▶ [Exercise]
Could you please reproduce the entries exactly, leaving out any pictures?

▶ [Extracted data]
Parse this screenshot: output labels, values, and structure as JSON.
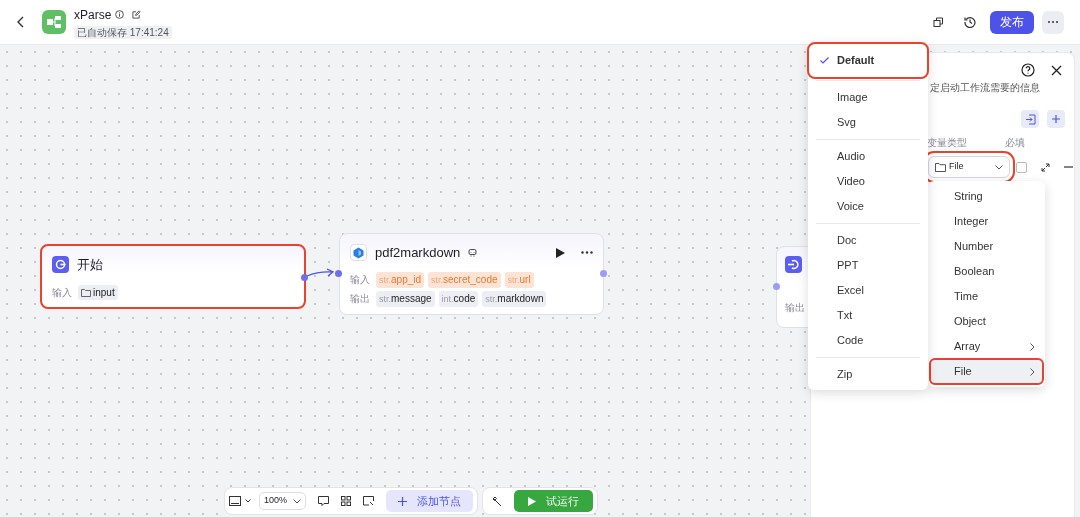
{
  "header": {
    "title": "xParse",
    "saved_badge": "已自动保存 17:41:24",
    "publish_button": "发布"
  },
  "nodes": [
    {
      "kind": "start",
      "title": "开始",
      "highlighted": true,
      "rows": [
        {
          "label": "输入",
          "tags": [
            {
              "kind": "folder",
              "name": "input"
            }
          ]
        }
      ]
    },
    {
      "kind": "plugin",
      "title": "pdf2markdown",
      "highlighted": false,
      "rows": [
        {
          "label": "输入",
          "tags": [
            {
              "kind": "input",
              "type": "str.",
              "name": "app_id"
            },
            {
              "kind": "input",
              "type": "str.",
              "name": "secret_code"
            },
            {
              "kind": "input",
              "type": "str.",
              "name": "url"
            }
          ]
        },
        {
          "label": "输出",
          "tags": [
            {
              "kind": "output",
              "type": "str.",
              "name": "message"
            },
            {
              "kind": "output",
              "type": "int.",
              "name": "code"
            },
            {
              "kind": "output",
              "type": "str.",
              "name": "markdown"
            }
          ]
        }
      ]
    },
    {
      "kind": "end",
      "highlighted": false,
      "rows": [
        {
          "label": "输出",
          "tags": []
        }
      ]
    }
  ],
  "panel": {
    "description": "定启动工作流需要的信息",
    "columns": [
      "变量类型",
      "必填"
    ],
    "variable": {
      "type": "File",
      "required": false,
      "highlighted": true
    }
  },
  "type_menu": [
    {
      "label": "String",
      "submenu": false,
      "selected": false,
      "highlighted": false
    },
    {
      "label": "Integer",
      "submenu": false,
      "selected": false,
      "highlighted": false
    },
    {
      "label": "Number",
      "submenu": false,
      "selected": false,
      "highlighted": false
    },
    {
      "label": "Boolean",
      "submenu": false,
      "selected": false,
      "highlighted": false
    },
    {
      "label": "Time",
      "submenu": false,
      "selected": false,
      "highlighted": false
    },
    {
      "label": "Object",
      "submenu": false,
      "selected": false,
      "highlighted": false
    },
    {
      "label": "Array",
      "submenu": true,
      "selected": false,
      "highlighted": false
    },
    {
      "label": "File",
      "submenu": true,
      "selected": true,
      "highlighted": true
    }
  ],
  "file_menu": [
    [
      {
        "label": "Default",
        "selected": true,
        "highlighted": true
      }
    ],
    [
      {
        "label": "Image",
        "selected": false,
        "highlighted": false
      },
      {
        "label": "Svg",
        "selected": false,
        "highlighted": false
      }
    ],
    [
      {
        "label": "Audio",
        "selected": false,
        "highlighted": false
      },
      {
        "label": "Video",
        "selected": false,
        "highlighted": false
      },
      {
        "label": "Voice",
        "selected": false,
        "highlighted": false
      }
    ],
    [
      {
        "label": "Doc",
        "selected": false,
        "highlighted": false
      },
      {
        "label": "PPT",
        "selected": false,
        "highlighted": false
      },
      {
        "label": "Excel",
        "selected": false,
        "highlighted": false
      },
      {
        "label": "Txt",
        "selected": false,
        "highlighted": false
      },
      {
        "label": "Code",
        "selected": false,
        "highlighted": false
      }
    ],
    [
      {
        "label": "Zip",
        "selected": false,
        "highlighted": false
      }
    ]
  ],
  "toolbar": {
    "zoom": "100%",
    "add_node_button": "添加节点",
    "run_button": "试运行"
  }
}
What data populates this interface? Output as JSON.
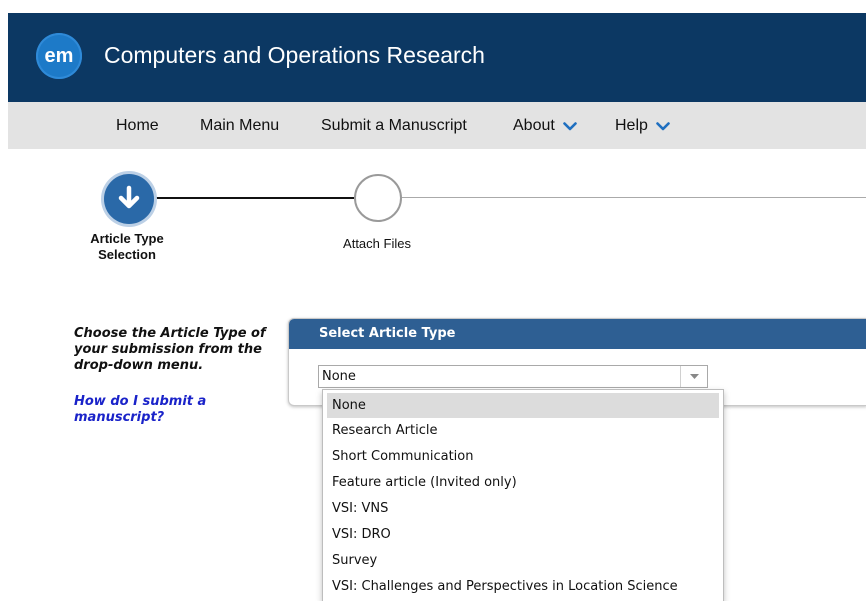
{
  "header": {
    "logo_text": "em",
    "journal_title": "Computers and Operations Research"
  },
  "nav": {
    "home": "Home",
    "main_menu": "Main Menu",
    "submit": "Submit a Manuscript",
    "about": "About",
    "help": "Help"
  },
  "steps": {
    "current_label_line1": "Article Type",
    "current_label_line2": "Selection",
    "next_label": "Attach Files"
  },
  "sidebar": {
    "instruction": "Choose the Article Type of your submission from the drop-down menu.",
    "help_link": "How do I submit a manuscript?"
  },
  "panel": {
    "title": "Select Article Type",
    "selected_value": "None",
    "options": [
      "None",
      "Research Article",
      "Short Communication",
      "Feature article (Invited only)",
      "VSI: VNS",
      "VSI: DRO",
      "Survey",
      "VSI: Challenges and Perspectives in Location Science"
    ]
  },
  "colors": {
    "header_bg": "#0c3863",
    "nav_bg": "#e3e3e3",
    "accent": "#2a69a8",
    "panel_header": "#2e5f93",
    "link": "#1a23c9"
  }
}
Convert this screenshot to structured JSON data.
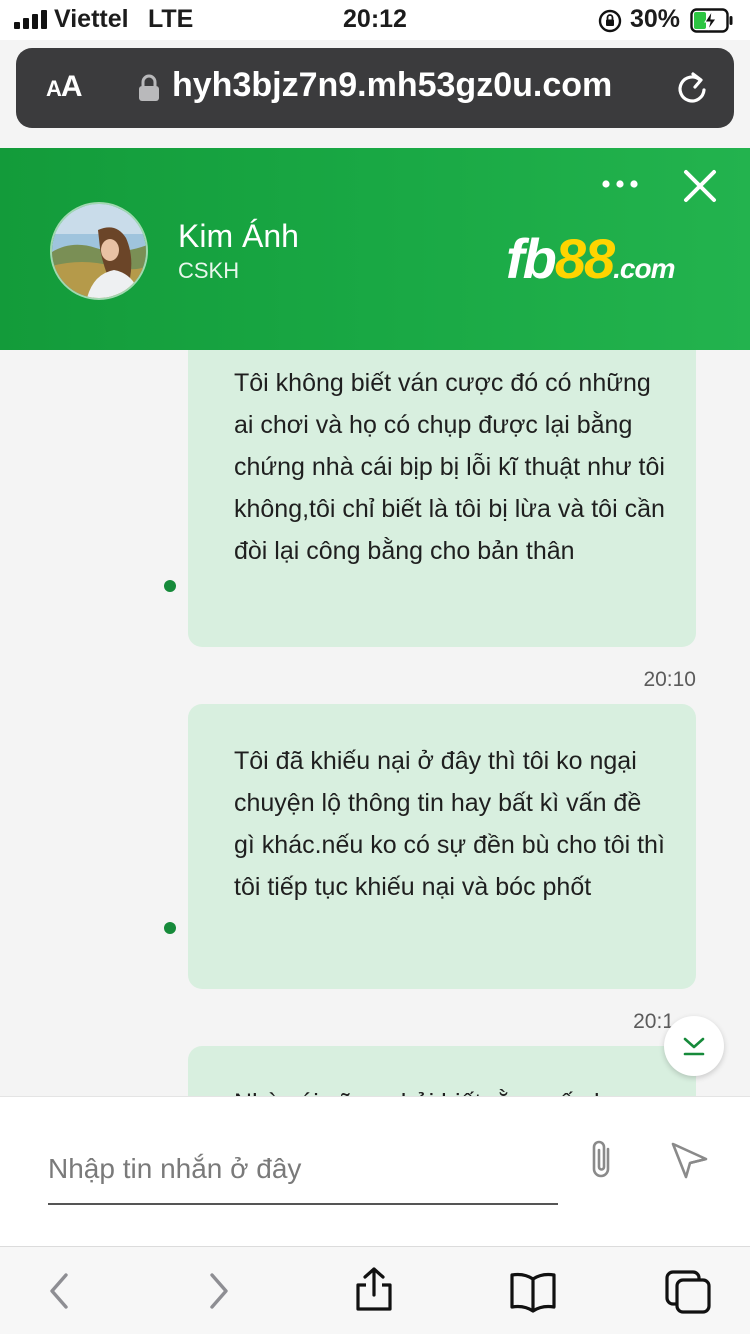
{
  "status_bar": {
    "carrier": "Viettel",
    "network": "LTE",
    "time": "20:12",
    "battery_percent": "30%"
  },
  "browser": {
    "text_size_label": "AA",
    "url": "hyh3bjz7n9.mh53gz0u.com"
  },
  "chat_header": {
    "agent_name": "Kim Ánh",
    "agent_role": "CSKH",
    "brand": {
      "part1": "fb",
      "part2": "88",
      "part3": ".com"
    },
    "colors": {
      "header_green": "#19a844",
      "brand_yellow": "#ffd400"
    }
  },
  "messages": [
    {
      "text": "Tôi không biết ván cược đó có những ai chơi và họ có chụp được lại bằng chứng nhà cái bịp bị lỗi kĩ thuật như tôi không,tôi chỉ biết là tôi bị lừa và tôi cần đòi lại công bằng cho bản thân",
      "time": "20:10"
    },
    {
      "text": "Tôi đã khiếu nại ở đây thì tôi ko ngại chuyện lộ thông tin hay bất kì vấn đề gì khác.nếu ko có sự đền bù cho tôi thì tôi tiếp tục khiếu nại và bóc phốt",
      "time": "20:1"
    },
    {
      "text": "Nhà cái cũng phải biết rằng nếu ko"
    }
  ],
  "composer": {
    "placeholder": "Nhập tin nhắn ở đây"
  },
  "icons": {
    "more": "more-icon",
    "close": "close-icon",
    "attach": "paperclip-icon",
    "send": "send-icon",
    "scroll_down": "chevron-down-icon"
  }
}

▶ [Response box]
Parse this screenshot: output labels, values, and structure as JSON.
{
  "header": {
    "title": "xParse",
    "saved_badge": "已自动保存 17:41:24",
    "publish_button": "发布"
  },
  "nodes": [
    {
      "kind": "start",
      "title": "开始",
      "highlighted": true,
      "rows": [
        {
          "label": "输入",
          "tags": [
            {
              "kind": "folder",
              "name": "input"
            }
          ]
        }
      ]
    },
    {
      "kind": "plugin",
      "title": "pdf2markdown",
      "highlighted": false,
      "rows": [
        {
          "label": "输入",
          "tags": [
            {
              "kind": "input",
              "type": "str.",
              "name": "app_id"
            },
            {
              "kind": "input",
              "type": "str.",
              "name": "secret_code"
            },
            {
              "kind": "input",
              "type": "str.",
              "name": "url"
            }
          ]
        },
        {
          "label": "输出",
          "tags": [
            {
              "kind": "output",
              "type": "str.",
              "name": "message"
            },
            {
              "kind": "output",
              "type": "int.",
              "name": "code"
            },
            {
              "kind": "output",
              "type": "str.",
              "name": "markdown"
            }
          ]
        }
      ]
    },
    {
      "kind": "end",
      "highlighted": false,
      "rows": [
        {
          "label": "输出",
          "tags": []
        }
      ]
    }
  ],
  "panel": {
    "description": "定启动工作流需要的信息",
    "columns": [
      "变量类型",
      "必填"
    ],
    "variable": {
      "type": "File",
      "required": false,
      "highlighted": true
    }
  },
  "type_menu": [
    {
      "label": "String",
      "submenu": false,
      "selected": false,
      "highlighted": false
    },
    {
      "label": "Integer",
      "submenu": false,
      "selected": false,
      "highlighted": false
    },
    {
      "label": "Number",
      "submenu": false,
      "selected": false,
      "highlighted": false
    },
    {
      "label": "Boolean",
      "submenu": false,
      "selected": false,
      "highlighted": false
    },
    {
      "label": "Time",
      "submenu": false,
      "selected": false,
      "highlighted": false
    },
    {
      "label": "Object",
      "submenu": false,
      "selected": false,
      "highlighted": false
    },
    {
      "label": "Array",
      "submenu": true,
      "selected": false,
      "highlighted": false
    },
    {
      "label": "File",
      "submenu": true,
      "selected": true,
      "highlighted": true
    }
  ],
  "file_menu": [
    [
      {
        "label": "Default",
        "selected": true,
        "highlighted": true
      }
    ],
    [
      {
        "label": "Image",
        "selected": false,
        "highlighted": false
      },
      {
        "label": "Svg",
        "selected": false,
        "highlighted": false
      }
    ],
    [
      {
        "label": "Audio",
        "selected": false,
        "highlighted": false
      },
      {
        "label": "Video",
        "selected": false,
        "highlighted": false
      },
      {
        "label": "Voice",
        "selected": false,
        "highlighted": false
      }
    ],
    [
      {
        "label": "Doc",
        "selected": false,
        "highlighted": false
      },
      {
        "label": "PPT",
        "selected": false,
        "highlighted": false
      },
      {
        "label": "Excel",
        "selected": false,
        "highlighted": false
      },
      {
        "label": "Txt",
        "selected": false,
        "highlighted": false
      },
      {
        "label": "Code",
        "selected": false,
        "highlighted": false
      }
    ],
    [
      {
        "label": "Zip",
        "selected": false,
        "highlighted": false
      }
    ]
  ],
  "toolbar": {
    "zoom": "100%",
    "add_node_button": "添加节点",
    "run_button": "试运行"
  }
}
What data populates this interface? Output as JSON.
{
  "header": {
    "logo_text": "em",
    "journal_title": "Computers and Operations Research"
  },
  "nav": {
    "home": "Home",
    "main_menu": "Main Menu",
    "submit": "Submit a Manuscript",
    "about": "About",
    "help": "Help"
  },
  "steps": {
    "current_label_line1": "Article Type",
    "current_label_line2": "Selection",
    "next_label": "Attach Files"
  },
  "sidebar": {
    "instruction": "Choose the Article Type of your submission from the drop-down menu.",
    "help_link": "How do I submit a manuscript?"
  },
  "panel": {
    "title": "Select Article Type",
    "selected_value": "None",
    "options": [
      "None",
      "Research Article",
      "Short Communication",
      "Feature article (Invited only)",
      "VSI: VNS",
      "VSI: DRO",
      "Survey",
      "VSI: Challenges and Perspectives in Location Science"
    ]
  },
  "colors": {
    "header_bg": "#0c3863",
    "nav_bg": "#e3e3e3",
    "accent": "#2a69a8",
    "panel_header": "#2e5f93",
    "link": "#1a23c9"
  }
}
Convert this screenshot to structured JSON data.
{
  "status_bar": {
    "carrier": "Viettel",
    "network": "LTE",
    "time": "20:12",
    "battery_percent": "30%"
  },
  "browser": {
    "text_size_label": "AA",
    "url": "hyh3bjz7n9.mh53gz0u.com"
  },
  "chat_header": {
    "agent_name": "Kim Ánh",
    "agent_role": "CSKH",
    "brand": {
      "part1": "fb",
      "part2": "88",
      "part3": ".com"
    },
    "colors": {
      "header_green": "#19a844",
      "brand_yellow": "#ffd400"
    }
  },
  "messages": [
    {
      "text": "Tôi không biết ván cược đó có những ai chơi và họ có chụp được lại bằng chứng nhà cái bịp bị lỗi kĩ thuật như tôi không,tôi chỉ biết là tôi bị lừa và tôi cần đòi lại công bằng cho bản thân",
      "time": "20:10"
    },
    {
      "text": "Tôi đã khiếu nại ở đây thì tôi ko ngại chuyện lộ thông tin hay bất kì vấn đề gì khác.nếu ko có sự đền bù cho tôi thì tôi tiếp tục khiếu nại và bóc phốt",
      "time": "20:1"
    },
    {
      "text": "Nhà cái cũng phải biết rằng nếu ko"
    }
  ],
  "composer": {
    "placeholder": "Nhập tin nhắn ở đây"
  },
  "icons": {
    "more": "more-icon",
    "close": "close-icon",
    "attach": "paperclip-icon",
    "send": "send-icon",
    "scroll_down": "chevron-down-icon"
  }
}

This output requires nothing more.